Prof. Kish has over 25 years of corrosion science and engineering research experience and expertise, including corrosion and stress corrosion cracking in molten salt and wet oxidizing environments of relevance to the nuclear industry. His cumulative research contributions were recently recognized by his peers on the global stage as an invited speaker to the 2016 Aqueous Corrosion Gordon Research Conference.
Dr. Cook is the Director of the Centre for Nuclear Energy Research (CNER) at UNB. He has expertise in corrosion mitigation and materials degradation prevention in nuclear power plants. He is a specialist in high temperature and pressure test experimental systems that simulate the operational conditions in conventional nuclear power reactors, Generation IV supercritical water-cooled reactors, Molten Salt Reactors (MSRs) and SMRs
Dr. Nagasaki is a Canada Research Chair and has been studying safety, waste disposal and fuel cycles of a variety of nuclear reactors like CANDU, LWR and SCWR. Dr. Nagasaki is the only coapplicant currently contributing to a separately funded CREATE grant. Dr. Nagasaki’s expertise will be used to provide R&D training opportunities in the area of SMR spent-fuel issues and he will also lead the SMART-wide training course on SMR waste management and fuel cycles.
Dr. Tokuhiro is Dean and Professor, Faculty of Energy Systems and Nuclear Science at UOIT with more than 25 years of experience in (non-CANDU) advanced reactor design, thermal-hydraulics experiments and computational studies. Dr. Tokuhiro will conduct research on SMR design and deployment integration and lecture on SMR designs under consideration.
Dr. Chan has 30 years of experience in nuclear fuel design and performance, material corrosion and testing, surface science and nuclear reactor safety and licensing at AECL, Bruce Power and RMC. He is well recognized internationally as exemplified by appointments on several CANDU Owners Group Technical Program Committees.

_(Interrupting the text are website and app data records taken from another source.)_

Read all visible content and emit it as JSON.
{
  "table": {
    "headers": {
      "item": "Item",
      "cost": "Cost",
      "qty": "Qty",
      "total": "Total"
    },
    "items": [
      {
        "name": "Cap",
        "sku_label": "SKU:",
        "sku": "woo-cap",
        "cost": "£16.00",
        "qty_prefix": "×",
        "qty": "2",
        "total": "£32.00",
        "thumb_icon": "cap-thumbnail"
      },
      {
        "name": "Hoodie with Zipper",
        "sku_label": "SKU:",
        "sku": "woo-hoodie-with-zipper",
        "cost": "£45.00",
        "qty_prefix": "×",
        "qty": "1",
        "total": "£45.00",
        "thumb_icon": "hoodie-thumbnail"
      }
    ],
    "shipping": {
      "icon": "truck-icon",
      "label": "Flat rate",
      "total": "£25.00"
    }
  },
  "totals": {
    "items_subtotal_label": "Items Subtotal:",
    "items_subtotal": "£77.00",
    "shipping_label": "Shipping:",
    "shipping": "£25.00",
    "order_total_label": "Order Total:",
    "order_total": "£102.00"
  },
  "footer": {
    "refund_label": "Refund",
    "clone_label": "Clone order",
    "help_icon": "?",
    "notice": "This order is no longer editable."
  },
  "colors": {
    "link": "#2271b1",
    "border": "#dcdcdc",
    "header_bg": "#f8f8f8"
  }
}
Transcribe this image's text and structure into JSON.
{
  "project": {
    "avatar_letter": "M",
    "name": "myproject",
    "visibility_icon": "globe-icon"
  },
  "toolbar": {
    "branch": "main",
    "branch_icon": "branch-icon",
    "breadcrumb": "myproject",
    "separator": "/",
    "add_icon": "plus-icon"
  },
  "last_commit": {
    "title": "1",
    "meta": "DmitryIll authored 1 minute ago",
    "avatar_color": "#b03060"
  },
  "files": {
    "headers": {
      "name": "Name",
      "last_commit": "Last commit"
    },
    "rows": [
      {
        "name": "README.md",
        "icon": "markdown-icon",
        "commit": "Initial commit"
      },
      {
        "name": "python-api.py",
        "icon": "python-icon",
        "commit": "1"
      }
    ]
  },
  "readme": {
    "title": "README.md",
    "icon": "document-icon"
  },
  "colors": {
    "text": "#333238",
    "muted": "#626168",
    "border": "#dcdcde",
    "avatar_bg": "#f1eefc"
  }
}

Dr. Buijs has over 15 years of experience in the nuclear industry (AECL and McMaster), including leading the physics design of the Advanced CANDU Reactor (ACR-1000). Most recently, he has initiated a collaboration (NSERC ENGAGE) with Terrestrial Energy for the physics analysis of its Molten Salt Reactor (MSR) design. Dr. Buijs will conduct research on SMR reactor physics and will deliver the modules related to team building and leadership.
SMART – News & Events
McMaster University and our partners have a long history of advancing nuclear education, technology and training.
In the first event of its kind, the Faculty of Engineering hosted more than 70 nuclear experts, students, industry and government partners from around the world in a virtual hackathon to broaden the discussion of nuclear energy solutions.
Focusing on small modular reactors (SMRs) and training the next generation of nuclear experts, the SMR Hackathon took place from August 17 to 21, bringing together participants from across Canada, the U.S. and the European Union.
The SMR Hackathon was jointly organized by the Organization for Economic Development (OECD)’s Nuclear Energy Agency’s Education, Skills and Technology (NEST) Framework and the NSERC SMART-CREATE program.
The OECD-NEA’s NEST Framework is a Nuclear Energy Agency program involving the EU, U.S. and Canada and is dedicated to the training and development of people for the upcoming SMR deployment phase.
The SMART program, funded by the Natural Sciences and Engineering Research Council’s CREATE Program and led by Dave Novog, seeks to train more well-rounded and entrepreneurially focused graduate students who can succeed in the competitive world of small SMR vendors. It involves six universities and 10 principal investigators and aims to train students to succeed in the new nuclear environment where many small companies co-exist instead of the historical model of one or two major industry players.